"It was incredible to see scholars and advocates from all over the United States and the world come to discuss new knowledge and trends in the field of deaf studies," said Hlibok. "Gallaudet is the perfect place to do that."
Featured photo: Trisha Houston, of California State University, Fresno, presented "Defining Academia Influences on Mobility, Identity, and Culture of Deaf Scholars in Higher Education." Houston, an adjunct lecturer at Fresno City College and CSU Fresno, is preparing to defend her dissertation for a Doctorate in Educational Leadership.
Dr. Maartje De Meulder, postdoctoral research fellow at the University of Namur in Belgium, gives a presentation titled: "Transformations in Deaf Studies: Implications for Sign Language Policy, Revitalization, and Rights." De Meulder has co-edited two edited volumes, Innovations in Deaf Studies and the forthcoming book Recognizing Sign Languages, and has publications in journals including Language Policy, Language Problems and Language Planning, Current Issues in Language Planning, Human Rights Quarterly and Sign Language Studies, and a range of book chapters in various books.

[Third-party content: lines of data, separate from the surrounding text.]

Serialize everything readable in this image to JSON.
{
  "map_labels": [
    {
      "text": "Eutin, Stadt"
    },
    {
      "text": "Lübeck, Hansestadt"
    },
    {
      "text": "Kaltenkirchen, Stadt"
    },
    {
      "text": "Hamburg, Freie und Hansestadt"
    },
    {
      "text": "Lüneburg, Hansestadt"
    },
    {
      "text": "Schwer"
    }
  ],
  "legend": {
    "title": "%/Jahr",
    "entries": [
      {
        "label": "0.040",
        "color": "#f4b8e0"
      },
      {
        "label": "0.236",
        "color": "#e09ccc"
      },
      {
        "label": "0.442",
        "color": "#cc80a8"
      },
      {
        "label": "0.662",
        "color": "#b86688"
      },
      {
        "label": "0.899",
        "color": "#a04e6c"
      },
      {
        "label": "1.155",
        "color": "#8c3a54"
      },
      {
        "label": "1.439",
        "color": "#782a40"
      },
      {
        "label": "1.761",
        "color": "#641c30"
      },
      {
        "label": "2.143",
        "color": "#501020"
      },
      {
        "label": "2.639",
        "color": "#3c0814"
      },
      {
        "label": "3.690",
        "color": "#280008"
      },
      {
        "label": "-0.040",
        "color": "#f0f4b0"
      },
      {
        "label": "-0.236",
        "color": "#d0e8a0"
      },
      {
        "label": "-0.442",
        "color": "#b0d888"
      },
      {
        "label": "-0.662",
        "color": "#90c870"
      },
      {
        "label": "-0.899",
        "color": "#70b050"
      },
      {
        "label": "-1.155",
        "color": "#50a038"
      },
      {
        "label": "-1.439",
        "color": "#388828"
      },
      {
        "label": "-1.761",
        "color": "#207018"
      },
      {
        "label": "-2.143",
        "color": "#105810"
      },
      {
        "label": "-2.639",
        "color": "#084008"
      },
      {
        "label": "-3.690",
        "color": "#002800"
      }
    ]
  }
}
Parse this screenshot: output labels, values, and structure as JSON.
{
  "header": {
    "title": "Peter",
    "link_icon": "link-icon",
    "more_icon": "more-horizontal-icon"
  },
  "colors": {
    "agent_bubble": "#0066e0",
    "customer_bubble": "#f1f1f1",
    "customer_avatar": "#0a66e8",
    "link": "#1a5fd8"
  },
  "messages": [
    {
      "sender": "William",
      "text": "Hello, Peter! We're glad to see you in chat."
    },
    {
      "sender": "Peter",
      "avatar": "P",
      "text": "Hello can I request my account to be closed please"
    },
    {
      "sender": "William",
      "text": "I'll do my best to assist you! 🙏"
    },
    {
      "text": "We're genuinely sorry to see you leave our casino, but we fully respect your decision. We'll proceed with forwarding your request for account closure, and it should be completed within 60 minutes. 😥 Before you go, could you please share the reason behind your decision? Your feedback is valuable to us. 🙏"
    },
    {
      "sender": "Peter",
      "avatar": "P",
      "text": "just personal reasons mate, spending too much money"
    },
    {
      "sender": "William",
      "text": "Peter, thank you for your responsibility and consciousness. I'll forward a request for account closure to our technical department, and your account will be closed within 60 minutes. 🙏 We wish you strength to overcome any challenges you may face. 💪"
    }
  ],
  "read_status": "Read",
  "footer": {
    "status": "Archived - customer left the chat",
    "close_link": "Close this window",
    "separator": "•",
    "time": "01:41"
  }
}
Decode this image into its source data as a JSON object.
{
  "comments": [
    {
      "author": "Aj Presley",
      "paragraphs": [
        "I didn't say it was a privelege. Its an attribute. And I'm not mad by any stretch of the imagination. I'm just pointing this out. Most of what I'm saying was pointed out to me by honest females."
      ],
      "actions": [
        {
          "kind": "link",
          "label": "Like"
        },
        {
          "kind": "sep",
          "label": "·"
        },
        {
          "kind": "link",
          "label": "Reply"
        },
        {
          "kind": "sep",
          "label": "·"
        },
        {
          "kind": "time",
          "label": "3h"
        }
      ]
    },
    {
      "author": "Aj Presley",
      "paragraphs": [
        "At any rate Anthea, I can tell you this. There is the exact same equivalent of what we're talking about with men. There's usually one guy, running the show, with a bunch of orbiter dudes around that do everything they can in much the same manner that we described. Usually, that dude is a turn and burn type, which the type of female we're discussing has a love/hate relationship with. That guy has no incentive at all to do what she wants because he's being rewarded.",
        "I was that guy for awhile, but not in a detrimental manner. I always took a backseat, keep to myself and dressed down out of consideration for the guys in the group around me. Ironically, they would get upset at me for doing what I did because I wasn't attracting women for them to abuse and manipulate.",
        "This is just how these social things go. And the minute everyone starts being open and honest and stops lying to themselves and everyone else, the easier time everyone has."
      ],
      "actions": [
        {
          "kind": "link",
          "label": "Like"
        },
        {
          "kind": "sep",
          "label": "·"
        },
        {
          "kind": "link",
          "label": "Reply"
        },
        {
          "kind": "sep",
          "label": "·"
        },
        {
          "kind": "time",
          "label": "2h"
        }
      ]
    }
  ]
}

Carolyn McCaskill, ’77, G-’79 & PhD ’05, ASL and Deaf Studies professor, gives a presentation on Black ASL. You can view more information about the Black ASL project that McCaskill spearheaded here.
Student Luilly Segundo shares details on Panamanian Sign Language at the poster session, held at JSAC on Friday, November 2.
Student Kailyn Aaron-Lozano elaborates on the nuances of Plains Indian Sign Language.
On November 2, various booths were set up at Gallaudet Kellogg Conference Hotel, where most workshops were held, representing different deaf organizations and vendors.
Ronald, ’58 and Melvia, ’61 & G-’79, Nomeland, are shown at their booth selling their published book, The Deaf Community in America: History in the Making. To view more information about them and their book, click here.
Photos by Zhee Chatmon.